** Opening Task input block **

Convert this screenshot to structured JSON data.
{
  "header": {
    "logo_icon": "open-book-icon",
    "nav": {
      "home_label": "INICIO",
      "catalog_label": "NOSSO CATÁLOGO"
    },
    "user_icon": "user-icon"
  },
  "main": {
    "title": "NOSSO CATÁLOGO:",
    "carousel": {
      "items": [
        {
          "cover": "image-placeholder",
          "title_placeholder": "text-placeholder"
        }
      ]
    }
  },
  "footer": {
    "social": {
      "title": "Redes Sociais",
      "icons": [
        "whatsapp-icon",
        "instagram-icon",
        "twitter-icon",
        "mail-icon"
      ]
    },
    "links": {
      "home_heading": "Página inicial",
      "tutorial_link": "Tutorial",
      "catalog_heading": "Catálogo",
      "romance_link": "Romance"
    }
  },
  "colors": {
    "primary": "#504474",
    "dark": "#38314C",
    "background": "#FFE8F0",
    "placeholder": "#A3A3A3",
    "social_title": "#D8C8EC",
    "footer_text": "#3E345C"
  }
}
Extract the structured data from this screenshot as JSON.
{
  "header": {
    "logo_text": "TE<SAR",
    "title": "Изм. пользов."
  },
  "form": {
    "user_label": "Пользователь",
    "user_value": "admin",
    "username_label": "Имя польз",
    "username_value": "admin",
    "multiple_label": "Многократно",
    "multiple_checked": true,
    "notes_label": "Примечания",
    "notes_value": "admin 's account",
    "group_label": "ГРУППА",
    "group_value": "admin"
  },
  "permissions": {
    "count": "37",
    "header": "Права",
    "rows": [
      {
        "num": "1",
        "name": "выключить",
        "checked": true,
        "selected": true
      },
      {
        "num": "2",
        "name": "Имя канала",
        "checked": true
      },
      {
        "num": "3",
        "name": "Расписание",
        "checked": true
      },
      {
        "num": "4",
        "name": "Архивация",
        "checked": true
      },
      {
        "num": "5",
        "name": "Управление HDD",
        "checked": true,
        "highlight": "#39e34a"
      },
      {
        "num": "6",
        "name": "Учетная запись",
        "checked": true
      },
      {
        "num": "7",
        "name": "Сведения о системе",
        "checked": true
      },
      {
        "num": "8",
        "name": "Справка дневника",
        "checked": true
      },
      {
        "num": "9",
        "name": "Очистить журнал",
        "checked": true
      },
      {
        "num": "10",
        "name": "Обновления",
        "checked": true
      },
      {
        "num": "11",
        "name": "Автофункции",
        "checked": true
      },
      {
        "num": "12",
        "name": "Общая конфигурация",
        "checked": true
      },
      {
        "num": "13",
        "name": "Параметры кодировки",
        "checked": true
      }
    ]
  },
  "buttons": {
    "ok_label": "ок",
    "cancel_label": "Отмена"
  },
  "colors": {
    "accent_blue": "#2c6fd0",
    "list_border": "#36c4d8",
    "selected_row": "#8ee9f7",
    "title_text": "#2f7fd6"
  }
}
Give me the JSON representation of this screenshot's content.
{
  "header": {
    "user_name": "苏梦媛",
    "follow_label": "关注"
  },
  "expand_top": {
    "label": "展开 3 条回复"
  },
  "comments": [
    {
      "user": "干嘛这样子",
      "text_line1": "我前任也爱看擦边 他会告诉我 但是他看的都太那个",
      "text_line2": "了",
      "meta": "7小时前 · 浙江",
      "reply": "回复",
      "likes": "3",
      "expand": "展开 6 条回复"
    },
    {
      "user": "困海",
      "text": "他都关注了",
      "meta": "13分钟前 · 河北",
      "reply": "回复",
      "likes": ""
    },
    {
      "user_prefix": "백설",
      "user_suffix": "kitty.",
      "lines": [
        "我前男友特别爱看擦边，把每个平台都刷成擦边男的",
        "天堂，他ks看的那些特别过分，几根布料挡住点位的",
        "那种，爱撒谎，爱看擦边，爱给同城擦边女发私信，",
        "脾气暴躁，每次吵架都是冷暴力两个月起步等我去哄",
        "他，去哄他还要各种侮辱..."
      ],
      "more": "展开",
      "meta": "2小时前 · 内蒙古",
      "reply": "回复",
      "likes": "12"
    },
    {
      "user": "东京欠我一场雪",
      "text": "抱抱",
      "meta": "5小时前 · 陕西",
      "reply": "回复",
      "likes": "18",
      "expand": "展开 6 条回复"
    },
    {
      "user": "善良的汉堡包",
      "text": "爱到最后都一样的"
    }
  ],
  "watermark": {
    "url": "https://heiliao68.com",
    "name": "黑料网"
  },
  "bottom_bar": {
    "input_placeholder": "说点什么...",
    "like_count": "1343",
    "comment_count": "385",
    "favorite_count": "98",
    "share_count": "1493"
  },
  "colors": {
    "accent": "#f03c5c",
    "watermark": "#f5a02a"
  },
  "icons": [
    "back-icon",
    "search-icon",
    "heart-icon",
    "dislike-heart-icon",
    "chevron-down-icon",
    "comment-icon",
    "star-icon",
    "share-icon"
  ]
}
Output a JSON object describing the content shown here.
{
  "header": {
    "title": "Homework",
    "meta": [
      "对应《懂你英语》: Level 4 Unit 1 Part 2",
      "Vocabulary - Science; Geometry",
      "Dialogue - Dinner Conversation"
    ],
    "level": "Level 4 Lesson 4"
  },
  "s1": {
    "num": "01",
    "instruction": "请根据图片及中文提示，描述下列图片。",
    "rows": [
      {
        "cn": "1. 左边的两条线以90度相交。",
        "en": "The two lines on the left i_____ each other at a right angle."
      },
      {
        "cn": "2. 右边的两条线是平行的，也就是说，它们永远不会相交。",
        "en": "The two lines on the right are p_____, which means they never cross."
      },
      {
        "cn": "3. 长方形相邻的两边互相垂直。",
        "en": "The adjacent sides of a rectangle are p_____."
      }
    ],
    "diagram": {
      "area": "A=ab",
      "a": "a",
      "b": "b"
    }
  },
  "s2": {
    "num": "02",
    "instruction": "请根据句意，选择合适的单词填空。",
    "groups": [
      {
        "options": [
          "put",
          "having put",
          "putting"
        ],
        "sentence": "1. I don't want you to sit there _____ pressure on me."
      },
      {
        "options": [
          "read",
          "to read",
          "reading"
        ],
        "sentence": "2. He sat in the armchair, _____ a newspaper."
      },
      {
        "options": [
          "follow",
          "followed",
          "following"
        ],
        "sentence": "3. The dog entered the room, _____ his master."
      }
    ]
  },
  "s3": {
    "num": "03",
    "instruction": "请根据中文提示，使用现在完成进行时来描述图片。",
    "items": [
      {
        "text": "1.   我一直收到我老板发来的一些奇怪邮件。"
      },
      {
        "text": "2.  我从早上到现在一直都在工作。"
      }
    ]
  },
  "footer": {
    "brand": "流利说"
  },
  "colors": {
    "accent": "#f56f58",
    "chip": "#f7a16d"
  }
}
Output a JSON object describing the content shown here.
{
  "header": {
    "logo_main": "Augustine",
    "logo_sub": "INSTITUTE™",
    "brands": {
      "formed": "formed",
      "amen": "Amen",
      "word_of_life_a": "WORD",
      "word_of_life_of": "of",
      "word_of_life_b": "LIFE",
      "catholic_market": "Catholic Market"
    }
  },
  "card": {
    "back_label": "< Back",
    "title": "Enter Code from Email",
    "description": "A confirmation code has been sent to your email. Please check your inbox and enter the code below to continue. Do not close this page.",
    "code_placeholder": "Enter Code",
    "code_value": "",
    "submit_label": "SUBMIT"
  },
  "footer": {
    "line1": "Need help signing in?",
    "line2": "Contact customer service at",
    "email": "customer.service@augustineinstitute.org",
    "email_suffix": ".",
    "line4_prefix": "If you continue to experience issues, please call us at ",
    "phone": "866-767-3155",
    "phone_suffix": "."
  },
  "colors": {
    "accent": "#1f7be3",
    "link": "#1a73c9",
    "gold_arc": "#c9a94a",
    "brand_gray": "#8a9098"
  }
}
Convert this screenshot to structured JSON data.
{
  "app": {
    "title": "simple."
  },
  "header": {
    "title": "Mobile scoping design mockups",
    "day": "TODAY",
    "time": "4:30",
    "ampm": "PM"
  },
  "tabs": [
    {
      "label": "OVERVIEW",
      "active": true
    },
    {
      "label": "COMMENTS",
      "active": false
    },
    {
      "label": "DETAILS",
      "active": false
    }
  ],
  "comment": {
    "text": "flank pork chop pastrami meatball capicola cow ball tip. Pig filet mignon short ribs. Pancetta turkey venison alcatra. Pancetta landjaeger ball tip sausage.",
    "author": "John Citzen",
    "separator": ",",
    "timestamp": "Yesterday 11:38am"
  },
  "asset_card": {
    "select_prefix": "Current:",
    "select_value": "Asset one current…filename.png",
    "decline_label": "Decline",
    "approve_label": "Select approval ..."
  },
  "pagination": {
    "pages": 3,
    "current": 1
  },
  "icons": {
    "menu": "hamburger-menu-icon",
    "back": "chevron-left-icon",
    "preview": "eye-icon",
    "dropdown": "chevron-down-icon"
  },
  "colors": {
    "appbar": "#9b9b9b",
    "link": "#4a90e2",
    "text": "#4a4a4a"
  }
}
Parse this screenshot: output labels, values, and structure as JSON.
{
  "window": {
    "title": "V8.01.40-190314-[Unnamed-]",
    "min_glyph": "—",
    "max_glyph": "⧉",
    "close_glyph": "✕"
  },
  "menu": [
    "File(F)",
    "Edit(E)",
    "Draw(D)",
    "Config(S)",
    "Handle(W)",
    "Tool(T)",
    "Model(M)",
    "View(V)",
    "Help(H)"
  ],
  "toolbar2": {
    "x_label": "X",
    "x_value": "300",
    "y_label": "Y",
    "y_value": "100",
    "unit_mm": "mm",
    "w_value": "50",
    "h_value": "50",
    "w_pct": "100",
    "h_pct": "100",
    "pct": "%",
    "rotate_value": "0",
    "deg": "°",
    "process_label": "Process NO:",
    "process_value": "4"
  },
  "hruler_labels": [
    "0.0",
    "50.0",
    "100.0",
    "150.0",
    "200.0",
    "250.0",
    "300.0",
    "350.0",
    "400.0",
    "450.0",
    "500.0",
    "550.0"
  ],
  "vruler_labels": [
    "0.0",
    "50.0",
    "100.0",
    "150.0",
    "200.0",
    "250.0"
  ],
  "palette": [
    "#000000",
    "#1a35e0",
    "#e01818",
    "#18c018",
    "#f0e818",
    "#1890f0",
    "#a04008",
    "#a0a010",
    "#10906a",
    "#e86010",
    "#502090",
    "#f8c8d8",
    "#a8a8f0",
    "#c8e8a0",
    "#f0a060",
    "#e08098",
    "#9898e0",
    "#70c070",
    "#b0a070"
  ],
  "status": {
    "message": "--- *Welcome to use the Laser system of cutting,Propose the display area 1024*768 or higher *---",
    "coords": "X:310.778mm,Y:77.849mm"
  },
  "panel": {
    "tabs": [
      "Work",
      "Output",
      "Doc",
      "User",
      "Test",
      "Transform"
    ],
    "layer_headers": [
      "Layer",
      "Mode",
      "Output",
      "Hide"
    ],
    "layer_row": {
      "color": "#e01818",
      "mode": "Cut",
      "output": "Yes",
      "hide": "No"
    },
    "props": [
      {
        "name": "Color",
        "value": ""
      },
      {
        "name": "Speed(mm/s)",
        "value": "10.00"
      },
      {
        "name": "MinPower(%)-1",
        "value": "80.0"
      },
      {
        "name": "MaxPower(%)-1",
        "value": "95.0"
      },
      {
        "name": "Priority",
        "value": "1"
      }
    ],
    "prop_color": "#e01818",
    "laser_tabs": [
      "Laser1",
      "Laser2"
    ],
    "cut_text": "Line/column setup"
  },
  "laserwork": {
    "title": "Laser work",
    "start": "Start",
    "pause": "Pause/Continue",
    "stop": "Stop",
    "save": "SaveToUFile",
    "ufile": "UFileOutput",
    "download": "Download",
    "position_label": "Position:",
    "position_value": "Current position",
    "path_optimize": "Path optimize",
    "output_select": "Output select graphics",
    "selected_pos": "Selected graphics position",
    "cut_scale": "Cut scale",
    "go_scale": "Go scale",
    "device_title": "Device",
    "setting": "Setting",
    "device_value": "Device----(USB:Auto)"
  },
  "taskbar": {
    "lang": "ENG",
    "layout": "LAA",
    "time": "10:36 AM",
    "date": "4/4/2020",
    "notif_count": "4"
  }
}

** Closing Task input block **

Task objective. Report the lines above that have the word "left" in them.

Problem solution.
        "en": "The two lines on the left i_____ each other at a right angle."
    "back": "chevron-left-icon",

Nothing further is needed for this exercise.